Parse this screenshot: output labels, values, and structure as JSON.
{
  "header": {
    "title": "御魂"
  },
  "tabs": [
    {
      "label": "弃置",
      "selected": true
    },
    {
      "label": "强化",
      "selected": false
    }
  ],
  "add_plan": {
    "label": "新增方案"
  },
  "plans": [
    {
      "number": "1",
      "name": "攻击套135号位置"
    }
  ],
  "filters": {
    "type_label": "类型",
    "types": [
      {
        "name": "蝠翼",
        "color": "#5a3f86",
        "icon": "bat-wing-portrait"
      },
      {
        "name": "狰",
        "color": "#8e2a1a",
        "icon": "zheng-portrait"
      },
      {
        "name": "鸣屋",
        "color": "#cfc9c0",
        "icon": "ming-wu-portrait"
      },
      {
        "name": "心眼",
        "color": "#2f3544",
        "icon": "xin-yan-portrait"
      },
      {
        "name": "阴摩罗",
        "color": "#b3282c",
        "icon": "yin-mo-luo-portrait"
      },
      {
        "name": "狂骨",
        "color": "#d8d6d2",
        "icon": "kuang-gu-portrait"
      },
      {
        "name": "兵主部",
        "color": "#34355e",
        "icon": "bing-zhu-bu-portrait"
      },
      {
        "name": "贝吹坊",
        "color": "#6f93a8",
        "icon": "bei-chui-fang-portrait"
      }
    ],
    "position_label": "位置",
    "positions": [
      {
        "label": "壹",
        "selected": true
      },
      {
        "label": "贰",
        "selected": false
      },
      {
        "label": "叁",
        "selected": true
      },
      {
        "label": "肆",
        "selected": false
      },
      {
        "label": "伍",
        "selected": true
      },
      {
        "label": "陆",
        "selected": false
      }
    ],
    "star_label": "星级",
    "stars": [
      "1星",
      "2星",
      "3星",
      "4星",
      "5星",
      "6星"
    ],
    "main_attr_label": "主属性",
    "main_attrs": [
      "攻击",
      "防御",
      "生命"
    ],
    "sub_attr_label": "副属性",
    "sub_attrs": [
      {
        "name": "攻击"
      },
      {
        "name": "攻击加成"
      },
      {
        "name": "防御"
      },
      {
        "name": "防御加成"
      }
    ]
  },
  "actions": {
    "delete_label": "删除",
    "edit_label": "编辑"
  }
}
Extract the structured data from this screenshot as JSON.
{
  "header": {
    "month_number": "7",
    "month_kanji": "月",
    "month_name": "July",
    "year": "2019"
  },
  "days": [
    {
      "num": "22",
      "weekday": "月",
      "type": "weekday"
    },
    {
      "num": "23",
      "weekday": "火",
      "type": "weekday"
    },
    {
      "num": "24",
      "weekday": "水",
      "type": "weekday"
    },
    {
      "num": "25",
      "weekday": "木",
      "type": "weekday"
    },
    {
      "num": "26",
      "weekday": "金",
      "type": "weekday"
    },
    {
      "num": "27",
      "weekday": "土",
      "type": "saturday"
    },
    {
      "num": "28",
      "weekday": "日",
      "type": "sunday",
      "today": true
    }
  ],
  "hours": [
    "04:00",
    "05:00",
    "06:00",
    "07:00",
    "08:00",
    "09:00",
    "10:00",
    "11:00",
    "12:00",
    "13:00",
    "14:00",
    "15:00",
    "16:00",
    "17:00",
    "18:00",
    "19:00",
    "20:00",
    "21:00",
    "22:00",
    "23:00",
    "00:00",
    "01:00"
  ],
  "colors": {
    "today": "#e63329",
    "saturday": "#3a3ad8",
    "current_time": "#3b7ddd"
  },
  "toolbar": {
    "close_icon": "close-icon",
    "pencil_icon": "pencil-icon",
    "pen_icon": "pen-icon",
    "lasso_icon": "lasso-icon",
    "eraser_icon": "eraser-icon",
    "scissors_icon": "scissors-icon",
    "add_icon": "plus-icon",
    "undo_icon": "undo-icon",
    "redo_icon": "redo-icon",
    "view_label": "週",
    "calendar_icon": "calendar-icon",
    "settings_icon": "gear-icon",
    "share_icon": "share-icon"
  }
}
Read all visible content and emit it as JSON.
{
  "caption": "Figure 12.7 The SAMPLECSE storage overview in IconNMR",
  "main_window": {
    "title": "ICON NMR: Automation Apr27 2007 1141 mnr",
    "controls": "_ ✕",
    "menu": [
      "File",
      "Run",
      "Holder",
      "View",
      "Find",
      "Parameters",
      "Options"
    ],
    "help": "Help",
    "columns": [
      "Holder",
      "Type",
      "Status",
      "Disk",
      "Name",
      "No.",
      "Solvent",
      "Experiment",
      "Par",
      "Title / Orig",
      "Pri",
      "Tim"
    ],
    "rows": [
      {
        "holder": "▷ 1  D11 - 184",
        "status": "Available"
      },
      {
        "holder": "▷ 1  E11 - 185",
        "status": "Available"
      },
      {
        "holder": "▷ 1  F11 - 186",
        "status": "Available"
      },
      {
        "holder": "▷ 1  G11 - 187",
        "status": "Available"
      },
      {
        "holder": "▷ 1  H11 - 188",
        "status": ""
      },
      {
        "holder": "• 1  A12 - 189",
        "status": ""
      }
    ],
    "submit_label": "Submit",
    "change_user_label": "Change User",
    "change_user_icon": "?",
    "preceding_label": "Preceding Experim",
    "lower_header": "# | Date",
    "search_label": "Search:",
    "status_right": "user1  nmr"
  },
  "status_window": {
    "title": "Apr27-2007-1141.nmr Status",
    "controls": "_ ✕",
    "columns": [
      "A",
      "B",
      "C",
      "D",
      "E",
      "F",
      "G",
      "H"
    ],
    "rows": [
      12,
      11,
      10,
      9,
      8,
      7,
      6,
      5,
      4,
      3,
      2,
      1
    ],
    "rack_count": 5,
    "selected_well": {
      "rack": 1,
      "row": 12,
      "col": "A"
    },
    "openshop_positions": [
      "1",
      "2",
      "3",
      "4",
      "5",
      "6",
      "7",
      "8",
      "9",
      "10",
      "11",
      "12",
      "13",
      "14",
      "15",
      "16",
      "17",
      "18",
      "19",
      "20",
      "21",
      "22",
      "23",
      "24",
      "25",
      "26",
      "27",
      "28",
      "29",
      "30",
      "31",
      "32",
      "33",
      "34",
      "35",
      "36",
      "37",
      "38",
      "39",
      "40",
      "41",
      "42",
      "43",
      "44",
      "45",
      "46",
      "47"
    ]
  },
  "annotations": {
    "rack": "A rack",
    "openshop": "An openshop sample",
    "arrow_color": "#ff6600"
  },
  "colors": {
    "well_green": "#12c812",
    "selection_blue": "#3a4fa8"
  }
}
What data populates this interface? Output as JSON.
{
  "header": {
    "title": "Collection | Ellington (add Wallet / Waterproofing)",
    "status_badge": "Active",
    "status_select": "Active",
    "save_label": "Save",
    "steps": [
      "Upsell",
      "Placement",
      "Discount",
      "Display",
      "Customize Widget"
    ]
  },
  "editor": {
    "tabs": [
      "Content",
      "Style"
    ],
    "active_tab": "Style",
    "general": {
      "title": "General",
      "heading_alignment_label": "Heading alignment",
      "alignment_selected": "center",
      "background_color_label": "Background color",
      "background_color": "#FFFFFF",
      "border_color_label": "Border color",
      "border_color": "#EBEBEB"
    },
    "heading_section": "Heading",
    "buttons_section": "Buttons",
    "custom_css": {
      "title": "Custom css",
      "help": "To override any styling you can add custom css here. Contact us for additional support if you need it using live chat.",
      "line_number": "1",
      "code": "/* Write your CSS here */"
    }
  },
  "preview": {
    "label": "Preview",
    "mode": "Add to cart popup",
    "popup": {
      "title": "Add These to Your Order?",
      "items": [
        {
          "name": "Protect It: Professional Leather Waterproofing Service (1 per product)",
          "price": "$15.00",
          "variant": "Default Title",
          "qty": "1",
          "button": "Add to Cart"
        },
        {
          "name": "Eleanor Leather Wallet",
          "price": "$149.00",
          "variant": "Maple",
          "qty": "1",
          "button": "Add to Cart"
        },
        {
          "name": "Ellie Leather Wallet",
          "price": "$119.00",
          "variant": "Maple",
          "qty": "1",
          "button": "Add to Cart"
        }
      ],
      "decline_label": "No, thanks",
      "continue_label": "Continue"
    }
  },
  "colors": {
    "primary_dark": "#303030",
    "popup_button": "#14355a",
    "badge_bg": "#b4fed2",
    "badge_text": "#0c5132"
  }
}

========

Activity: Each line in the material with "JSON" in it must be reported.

Solved problem:
Parse this screenshot: output labels, values, and structure as JSON.
Extract the structured data from this screenshot as JSON.
Read all visible content and emit it as JSON.
What data populates this interface? Output as JSON.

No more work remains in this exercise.